* [What the task requires]
The data below should be printed in full, exactly, and without any of its images.

[App and web page records]
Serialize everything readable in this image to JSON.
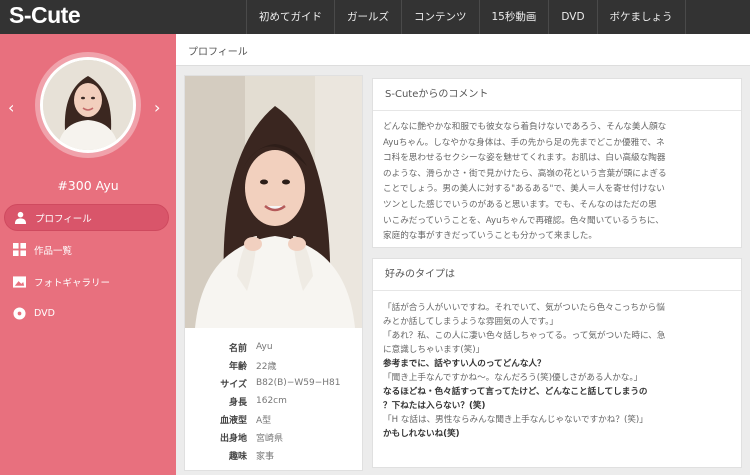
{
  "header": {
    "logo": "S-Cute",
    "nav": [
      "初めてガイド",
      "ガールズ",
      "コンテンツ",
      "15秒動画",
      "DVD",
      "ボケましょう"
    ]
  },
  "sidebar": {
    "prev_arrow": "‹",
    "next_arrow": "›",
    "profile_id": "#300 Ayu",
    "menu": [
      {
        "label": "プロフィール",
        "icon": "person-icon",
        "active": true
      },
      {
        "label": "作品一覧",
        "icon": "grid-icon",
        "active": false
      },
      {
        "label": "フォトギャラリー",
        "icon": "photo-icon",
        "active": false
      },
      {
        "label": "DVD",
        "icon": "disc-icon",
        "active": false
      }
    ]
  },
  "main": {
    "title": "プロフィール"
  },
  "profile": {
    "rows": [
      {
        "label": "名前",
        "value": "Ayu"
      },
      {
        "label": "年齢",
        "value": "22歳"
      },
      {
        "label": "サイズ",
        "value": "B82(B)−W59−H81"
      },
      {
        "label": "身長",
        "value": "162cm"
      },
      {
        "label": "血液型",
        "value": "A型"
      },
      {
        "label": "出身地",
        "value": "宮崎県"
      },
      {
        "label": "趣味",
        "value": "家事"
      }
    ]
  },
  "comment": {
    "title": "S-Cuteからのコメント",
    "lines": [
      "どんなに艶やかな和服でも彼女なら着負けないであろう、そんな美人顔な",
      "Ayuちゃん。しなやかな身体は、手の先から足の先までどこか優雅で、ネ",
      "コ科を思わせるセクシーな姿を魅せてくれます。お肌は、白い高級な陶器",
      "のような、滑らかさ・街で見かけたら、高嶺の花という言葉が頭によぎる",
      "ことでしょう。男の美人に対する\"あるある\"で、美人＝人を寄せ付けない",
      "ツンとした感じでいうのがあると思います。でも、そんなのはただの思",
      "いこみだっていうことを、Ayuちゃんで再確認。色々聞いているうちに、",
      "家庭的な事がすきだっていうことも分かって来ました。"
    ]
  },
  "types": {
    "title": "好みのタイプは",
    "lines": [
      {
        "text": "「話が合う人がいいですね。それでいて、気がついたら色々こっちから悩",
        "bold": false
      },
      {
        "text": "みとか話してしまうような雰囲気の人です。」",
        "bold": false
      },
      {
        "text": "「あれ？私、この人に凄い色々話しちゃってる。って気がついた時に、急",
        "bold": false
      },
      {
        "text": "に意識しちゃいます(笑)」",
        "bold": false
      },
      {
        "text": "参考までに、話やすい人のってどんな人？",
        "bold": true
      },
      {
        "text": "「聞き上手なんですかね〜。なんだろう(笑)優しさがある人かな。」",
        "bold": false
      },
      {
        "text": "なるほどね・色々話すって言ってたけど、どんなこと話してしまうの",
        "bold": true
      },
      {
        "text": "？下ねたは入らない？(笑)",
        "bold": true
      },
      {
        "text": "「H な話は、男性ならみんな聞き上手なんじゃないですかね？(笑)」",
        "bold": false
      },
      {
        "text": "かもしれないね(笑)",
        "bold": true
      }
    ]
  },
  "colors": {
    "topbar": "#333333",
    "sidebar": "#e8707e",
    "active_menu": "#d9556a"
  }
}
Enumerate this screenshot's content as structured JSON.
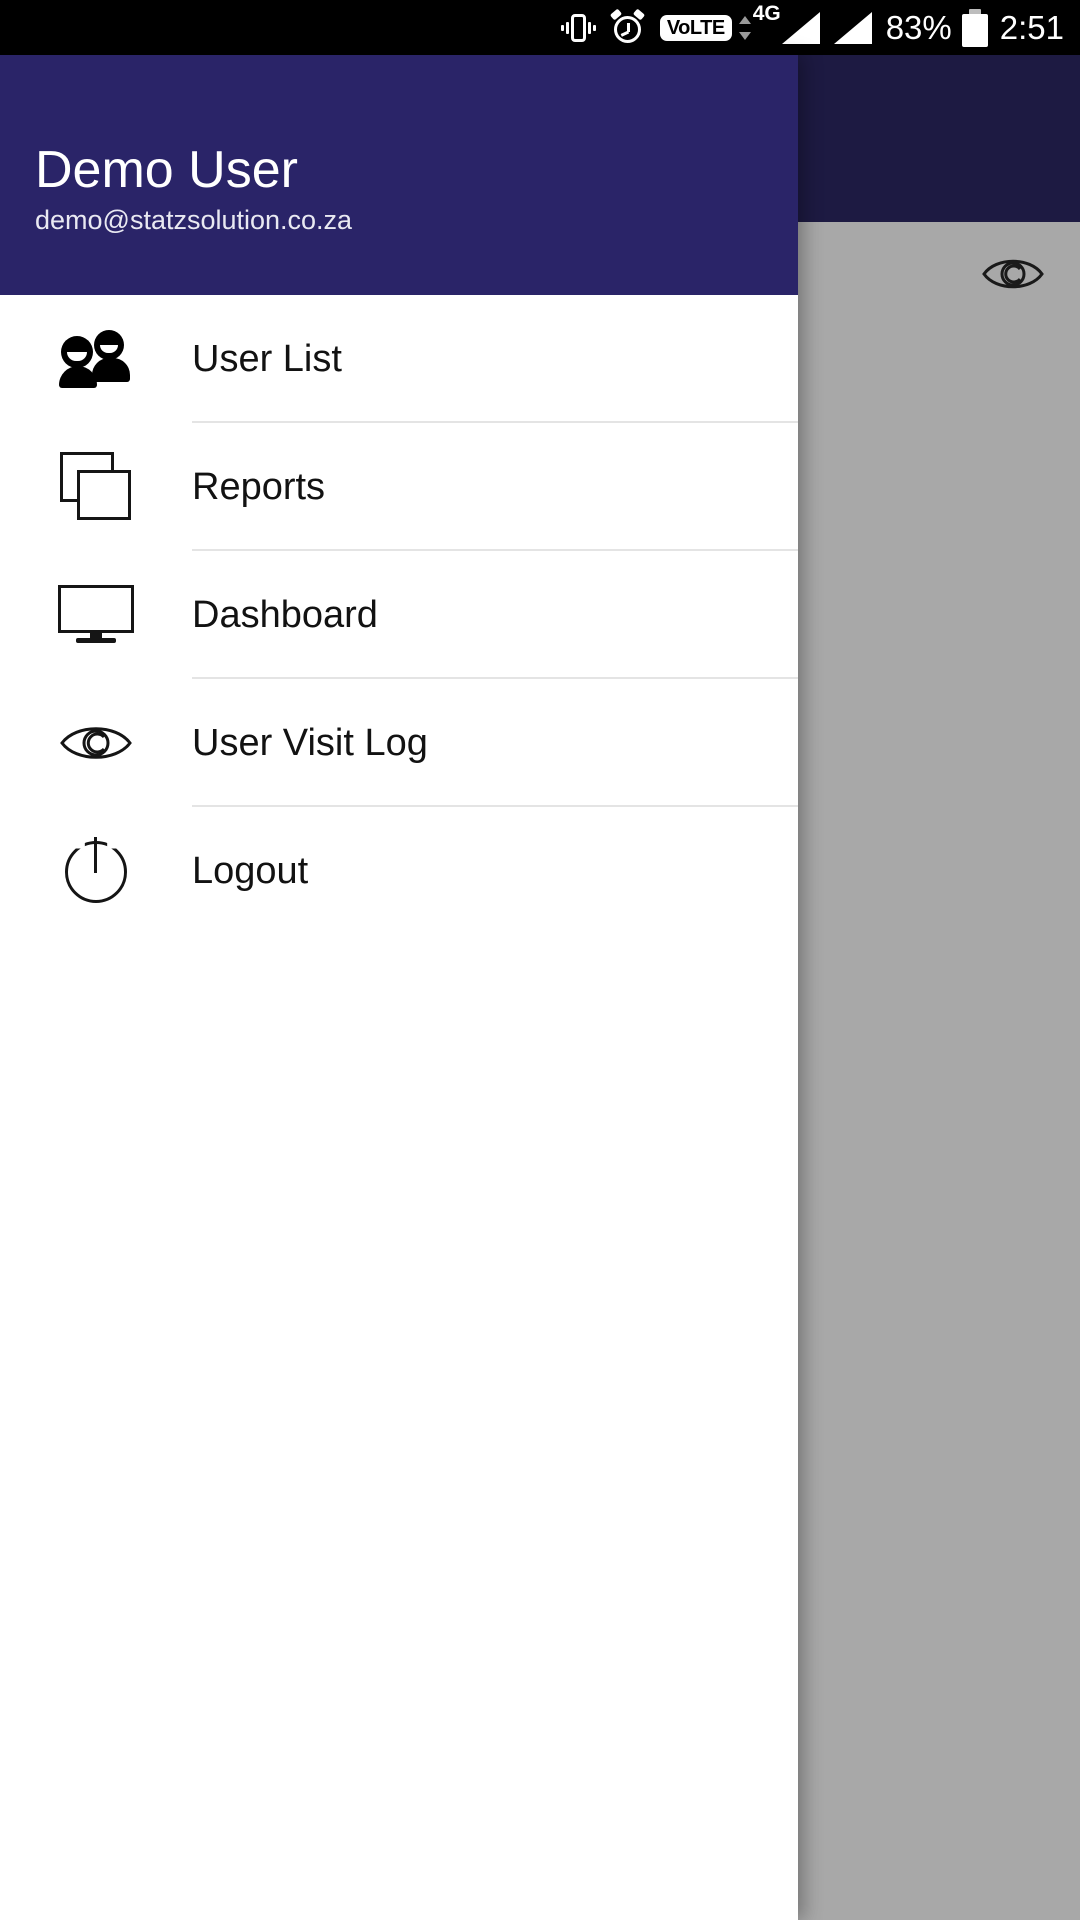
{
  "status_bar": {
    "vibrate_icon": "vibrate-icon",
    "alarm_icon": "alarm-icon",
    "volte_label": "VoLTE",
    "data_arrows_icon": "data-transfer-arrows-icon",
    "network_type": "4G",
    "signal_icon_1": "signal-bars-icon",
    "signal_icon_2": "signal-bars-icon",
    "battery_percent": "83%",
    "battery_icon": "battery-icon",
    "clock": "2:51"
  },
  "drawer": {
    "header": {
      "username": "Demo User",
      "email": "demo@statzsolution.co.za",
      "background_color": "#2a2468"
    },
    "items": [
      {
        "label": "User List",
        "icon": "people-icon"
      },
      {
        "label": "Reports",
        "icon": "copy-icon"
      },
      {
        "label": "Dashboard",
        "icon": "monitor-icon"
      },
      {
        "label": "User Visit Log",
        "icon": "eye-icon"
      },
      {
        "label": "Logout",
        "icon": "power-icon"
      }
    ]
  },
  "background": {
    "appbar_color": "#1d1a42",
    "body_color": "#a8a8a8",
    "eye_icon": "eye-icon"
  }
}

* [Exercise result]
Serialize everything readable in this image to JSON.
{
  "header": {
    "logo": "S-Cute",
    "nav": [
      "初めてガイド",
      "ガールズ",
      "コンテンツ",
      "15秒動画",
      "DVD",
      "ボケましょう"
    ]
  },
  "sidebar": {
    "prev_arrow": "‹",
    "next_arrow": "›",
    "profile_id": "#300 Ayu",
    "menu": [
      {
        "label": "プロフィール",
        "icon": "person-icon",
        "active": true
      },
      {
        "label": "作品一覧",
        "icon": "grid-icon",
        "active": false
      },
      {
        "label": "フォトギャラリー",
        "icon": "photo-icon",
        "active": false
      },
      {
        "label": "DVD",
        "icon": "disc-icon",
        "active": false
      }
    ]
  },
  "main": {
    "title": "プロフィール"
  },
  "profile": {
    "rows": [
      {
        "label": "名前",
        "value": "Ayu"
      },
      {
        "label": "年齢",
        "value": "22歳"
      },
      {
        "label": "サイズ",
        "value": "B82(B)−W59−H81"
      },
      {
        "label": "身長",
        "value": "162cm"
      },
      {
        "label": "血液型",
        "value": "A型"
      },
      {
        "label": "出身地",
        "value": "宮崎県"
      },
      {
        "label": "趣味",
        "value": "家事"
      }
    ]
  },
  "comment": {
    "title": "S-Cuteからのコメント",
    "lines": [
      "どんなに艶やかな和服でも彼女なら着負けないであろう、そんな美人顔な",
      "Ayuちゃん。しなやかな身体は、手の先から足の先までどこか優雅で、ネ",
      "コ科を思わせるセクシーな姿を魅せてくれます。お肌は、白い高級な陶器",
      "のような、滑らかさ・街で見かけたら、高嶺の花という言葉が頭によぎる",
      "ことでしょう。男の美人に対する\"あるある\"で、美人＝人を寄せ付けない",
      "ツンとした感じでいうのがあると思います。でも、そんなのはただの思",
      "いこみだっていうことを、Ayuちゃんで再確認。色々聞いているうちに、",
      "家庭的な事がすきだっていうことも分かって来ました。"
    ]
  },
  "types": {
    "title": "好みのタイプは",
    "lines": [
      {
        "text": "「話が合う人がいいですね。それでいて、気がついたら色々こっちから悩",
        "bold": false
      },
      {
        "text": "みとか話してしまうような雰囲気の人です。」",
        "bold": false
      },
      {
        "text": "「あれ？私、この人に凄い色々話しちゃってる。って気がついた時に、急",
        "bold": false
      },
      {
        "text": "に意識しちゃいます(笑)」",
        "bold": false
      },
      {
        "text": "参考までに、話やすい人のってどんな人？",
        "bold": true
      },
      {
        "text": "「聞き上手なんですかね〜。なんだろう(笑)優しさがある人かな。」",
        "bold": false
      },
      {
        "text": "なるほどね・色々話すって言ってたけど、どんなこと話してしまうの",
        "bold": true
      },
      {
        "text": "？下ねたは入らない？(笑)",
        "bold": true
      },
      {
        "text": "「H な話は、男性ならみんな聞き上手なんじゃないですかね？(笑)」",
        "bold": false
      },
      {
        "text": "かもしれないね(笑)",
        "bold": true
      }
    ]
  },
  "colors": {
    "topbar": "#333333",
    "sidebar": "#e8707e",
    "active_menu": "#d9556a"
  }
}
Enumerate this screenshot's content as structured JSON.
{
  "status_bar": {
    "vibrate_icon": "vibrate-icon",
    "alarm_icon": "alarm-icon",
    "volte_label": "VoLTE",
    "data_arrows_icon": "data-transfer-arrows-icon",
    "network_type": "4G",
    "signal_icon_1": "signal-bars-icon",
    "signal_icon_2": "signal-bars-icon",
    "battery_percent": "83%",
    "battery_icon": "battery-icon",
    "clock": "2:51"
  },
  "drawer": {
    "header": {
      "username": "Demo User",
      "email": "demo@statzsolution.co.za",
      "background_color": "#2a2468"
    },
    "items": [
      {
        "label": "User List",
        "icon": "people-icon"
      },
      {
        "label": "Reports",
        "icon": "copy-icon"
      },
      {
        "label": "Dashboard",
        "icon": "monitor-icon"
      },
      {
        "label": "User Visit Log",
        "icon": "eye-icon"
      },
      {
        "label": "Logout",
        "icon": "power-icon"
      }
    ]
  },
  "background": {
    "appbar_color": "#1d1a42",
    "body_color": "#a8a8a8",
    "eye_icon": "eye-icon"
  }
}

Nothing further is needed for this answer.